→ **PROBLEM DETAILS**
Could you repeat the records below exactly, leaving out any pictures?

→ **EXERCISE DATA**
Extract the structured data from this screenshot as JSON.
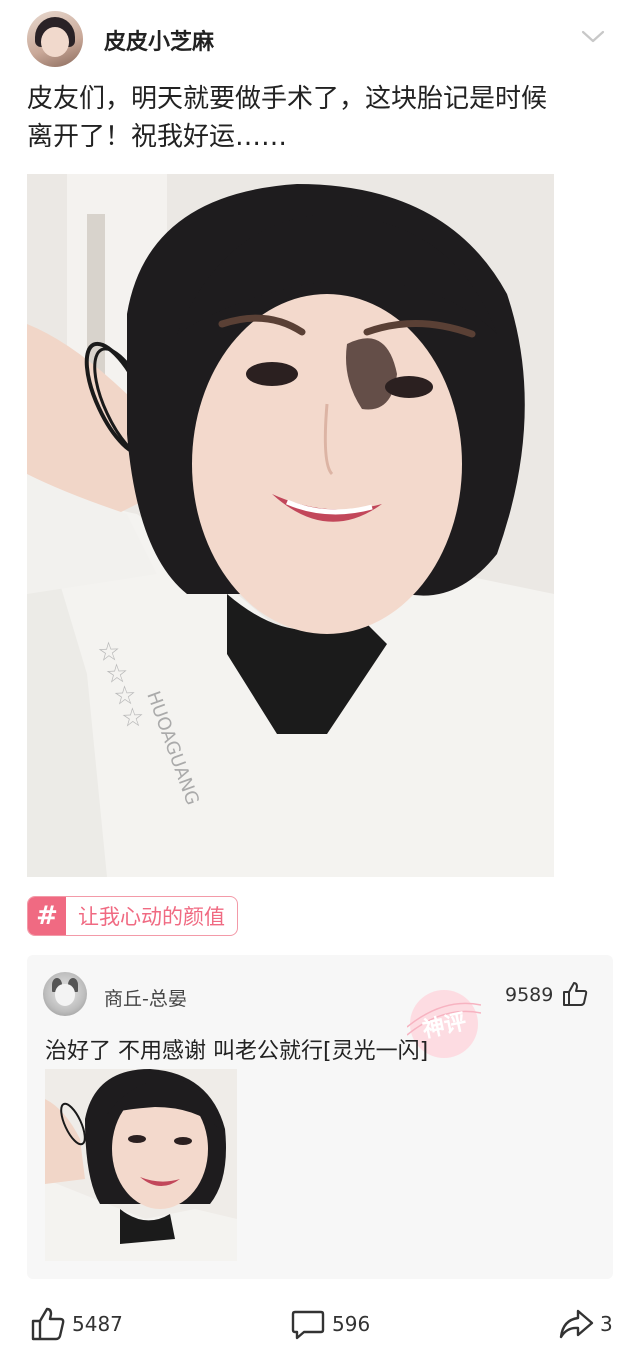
{
  "post": {
    "author": "皮皮小芝麻",
    "text_line1": "皮友们，明天就要做手术了，这块胎记是时候",
    "text_line2": "离开了！祝我好运……",
    "hashtag": "让我心动的颜值",
    "hashtag_icon": "hash-icon"
  },
  "comment": {
    "username": "商丘-总晏",
    "likes": "9589",
    "text": "治好了  不用感谢  叫老公就行[灵光一闪]",
    "stamp_text": "神评"
  },
  "actions": {
    "likes": "5487",
    "comments": "596",
    "shares": "3"
  },
  "colors": {
    "accent_pink": "#f06a82",
    "card_bg": "#f7f7f7",
    "text": "#222222"
  }
}
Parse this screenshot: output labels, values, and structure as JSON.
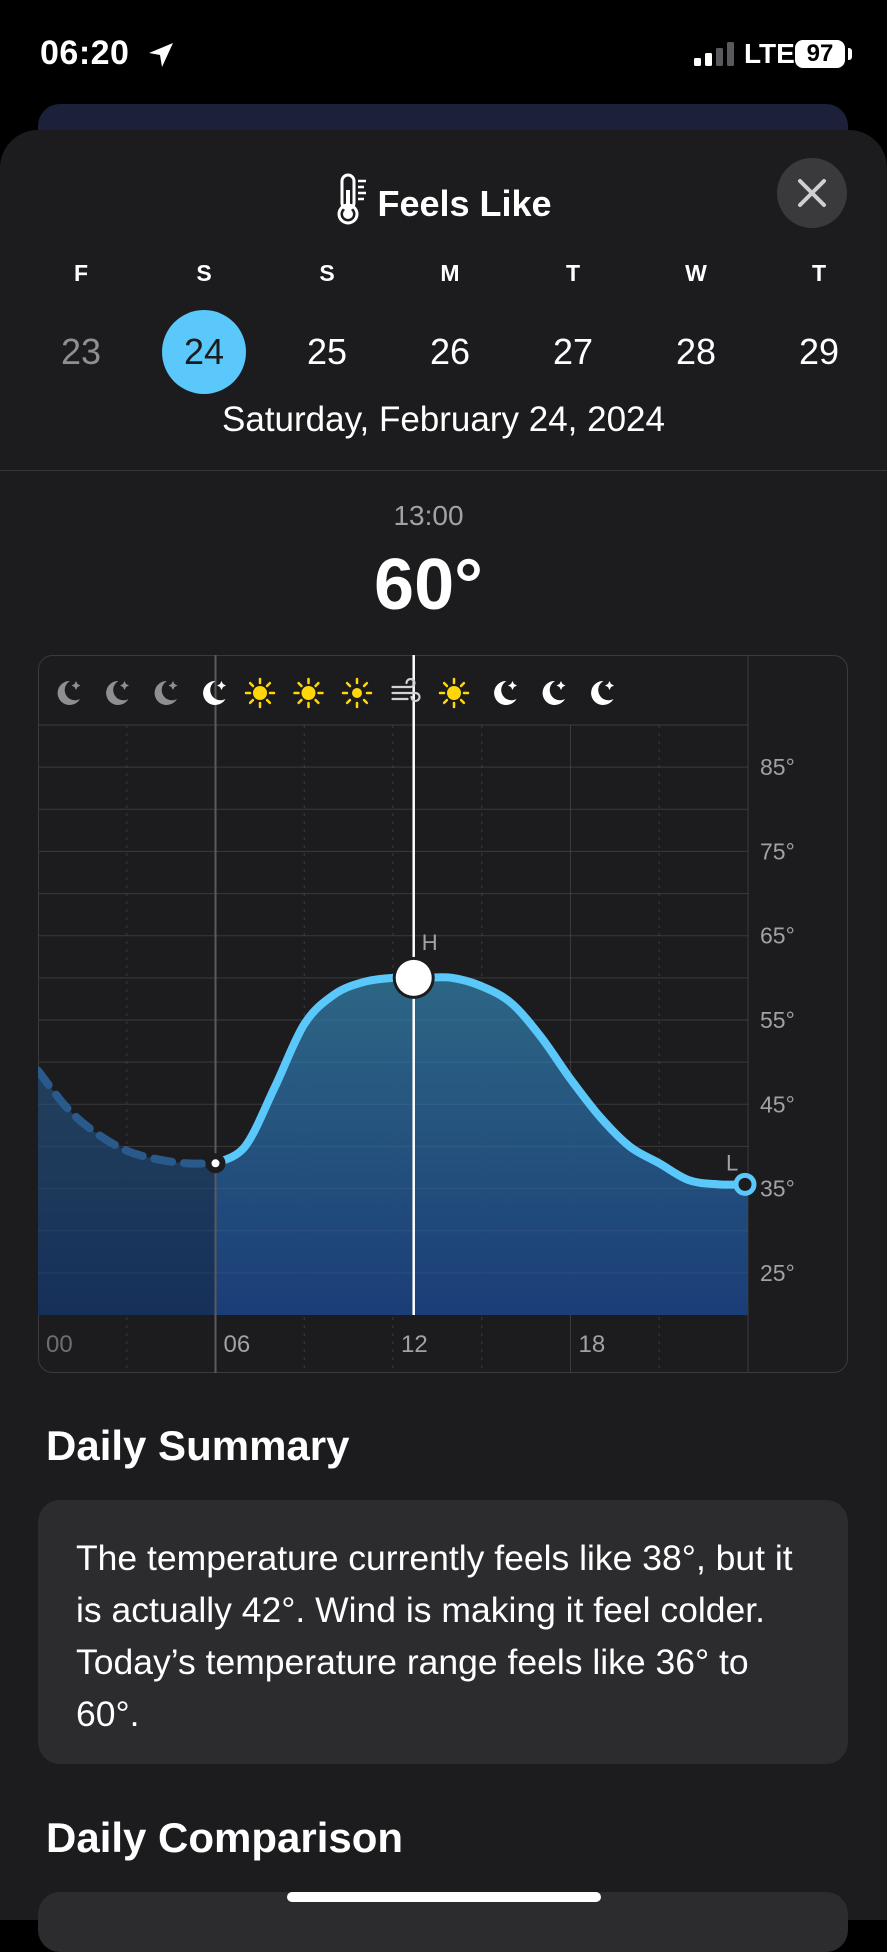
{
  "status": {
    "time": "06:20",
    "carrier": "LTE",
    "battery": "97"
  },
  "header": {
    "title": "Feels Like"
  },
  "days": [
    {
      "letter": "F",
      "num": "23",
      "state": "past"
    },
    {
      "letter": "S",
      "num": "24",
      "state": "selected"
    },
    {
      "letter": "S",
      "num": "25",
      "state": "future"
    },
    {
      "letter": "M",
      "num": "26",
      "state": "future"
    },
    {
      "letter": "T",
      "num": "27",
      "state": "future"
    },
    {
      "letter": "W",
      "num": "28",
      "state": "future"
    },
    {
      "letter": "T",
      "num": "29",
      "state": "future"
    }
  ],
  "selected_date": "Saturday, February 24, 2024",
  "selection": {
    "time": "13:00",
    "temp": "60°"
  },
  "chart_data": {
    "type": "area",
    "x_tick_labels": [
      "00",
      "06",
      "12",
      "18"
    ],
    "y_tick_labels": [
      "85°",
      "75°",
      "65°",
      "55°",
      "45°",
      "35°",
      "25°"
    ],
    "ylim": [
      20,
      90
    ],
    "xlim": [
      0,
      24
    ],
    "high_label": "H",
    "low_label": "L",
    "weather_icons": [
      "moon",
      "moon",
      "moon",
      "moon",
      "sun",
      "sun",
      "sun",
      "wind",
      "sun",
      "moon",
      "moon",
      "moon"
    ],
    "past_points": [
      [
        0,
        49
      ],
      [
        1,
        44.5
      ],
      [
        2,
        41.5
      ],
      [
        3,
        39.5
      ],
      [
        4,
        38.5
      ],
      [
        5,
        38
      ],
      [
        6,
        38
      ]
    ],
    "forecast_points": [
      [
        6,
        38
      ],
      [
        7,
        40
      ],
      [
        8,
        47
      ],
      [
        9,
        54.5
      ],
      [
        10,
        58
      ],
      [
        11,
        59.5
      ],
      [
        12,
        60
      ],
      [
        13,
        60
      ],
      [
        14,
        60
      ],
      [
        15,
        59
      ],
      [
        16,
        57
      ],
      [
        17,
        53
      ],
      [
        18,
        48
      ],
      [
        19,
        43.5
      ],
      [
        20,
        40
      ],
      [
        21,
        38
      ],
      [
        22,
        36
      ],
      [
        23,
        35.5
      ],
      [
        24,
        35.5
      ]
    ],
    "current_hour": 6,
    "current_value": 38,
    "selected_hour": 12.7,
    "selected_value": 60,
    "colors": {
      "line": "#5ac8fa",
      "fill_top": "#2e6a8a",
      "fill_bottom": "#1b3f7c",
      "past_fill": "#1e3a5f"
    }
  },
  "daily_summary": {
    "heading": "Daily Summary",
    "text": "The temperature currently feels like 38°, but it is actually 42°. Wind is making it feel colder. Today’s temperature range feels like 36° to 60°."
  },
  "daily_comparison": {
    "heading": "Daily Comparison"
  }
}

→ **COMPLETED TASK**
Extract the structured data from this screenshot as JSON.
{
  "post": {
    "author": "皮皮小芝麻",
    "text_line1": "皮友们，明天就要做手术了，这块胎记是时候",
    "text_line2": "离开了！祝我好运……",
    "hashtag": "让我心动的颜值",
    "hashtag_icon": "hash-icon"
  },
  "comment": {
    "username": "商丘-总晏",
    "likes": "9589",
    "text": "治好了  不用感谢  叫老公就行[灵光一闪]",
    "stamp_text": "神评"
  },
  "actions": {
    "likes": "5487",
    "comments": "596",
    "shares": "3"
  },
  "colors": {
    "accent_pink": "#f06a82",
    "card_bg": "#f7f7f7",
    "text": "#222222"
  }
}
Parse this screenshot: output labels, values, and structure as JSON.
{
  "status": {
    "time": "06:20",
    "carrier": "LTE",
    "battery": "97"
  },
  "header": {
    "title": "Feels Like"
  },
  "days": [
    {
      "letter": "F",
      "num": "23",
      "state": "past"
    },
    {
      "letter": "S",
      "num": "24",
      "state": "selected"
    },
    {
      "letter": "S",
      "num": "25",
      "state": "future"
    },
    {
      "letter": "M",
      "num": "26",
      "state": "future"
    },
    {
      "letter": "T",
      "num": "27",
      "state": "future"
    },
    {
      "letter": "W",
      "num": "28",
      "state": "future"
    },
    {
      "letter": "T",
      "num": "29",
      "state": "future"
    }
  ],
  "selected_date": "Saturday, February 24, 2024",
  "selection": {
    "time": "13:00",
    "temp": "60°"
  },
  "chart_data": {
    "type": "area",
    "x_tick_labels": [
      "00",
      "06",
      "12",
      "18"
    ],
    "y_tick_labels": [
      "85°",
      "75°",
      "65°",
      "55°",
      "45°",
      "35°",
      "25°"
    ],
    "ylim": [
      20,
      90
    ],
    "xlim": [
      0,
      24
    ],
    "high_label": "H",
    "low_label": "L",
    "weather_icons": [
      "moon",
      "moon",
      "moon",
      "moon",
      "sun",
      "sun",
      "sun",
      "wind",
      "sun",
      "moon",
      "moon",
      "moon"
    ],
    "past_points": [
      [
        0,
        49
      ],
      [
        1,
        44.5
      ],
      [
        2,
        41.5
      ],
      [
        3,
        39.5
      ],
      [
        4,
        38.5
      ],
      [
        5,
        38
      ],
      [
        6,
        38
      ]
    ],
    "forecast_points": [
      [
        6,
        38
      ],
      [
        7,
        40
      ],
      [
        8,
        47
      ],
      [
        9,
        54.5
      ],
      [
        10,
        58
      ],
      [
        11,
        59.5
      ],
      [
        12,
        60
      ],
      [
        13,
        60
      ],
      [
        14,
        60
      ],
      [
        15,
        59
      ],
      [
        16,
        57
      ],
      [
        17,
        53
      ],
      [
        18,
        48
      ],
      [
        19,
        43.5
      ],
      [
        20,
        40
      ],
      [
        21,
        38
      ],
      [
        22,
        36
      ],
      [
        23,
        35.5
      ],
      [
        24,
        35.5
      ]
    ],
    "current_hour": 6,
    "current_value": 38,
    "selected_hour": 12.7,
    "selected_value": 60,
    "colors": {
      "line": "#5ac8fa",
      "fill_top": "#2e6a8a",
      "fill_bottom": "#1b3f7c",
      "past_fill": "#1e3a5f"
    }
  },
  "daily_summary": {
    "heading": "Daily Summary",
    "text": "The temperature currently feels like 38°, but it is actually 42°. Wind is making it feel colder. Today’s temperature range feels like 36° to 60°."
  },
  "daily_comparison": {
    "heading": "Daily Comparison"
  }
}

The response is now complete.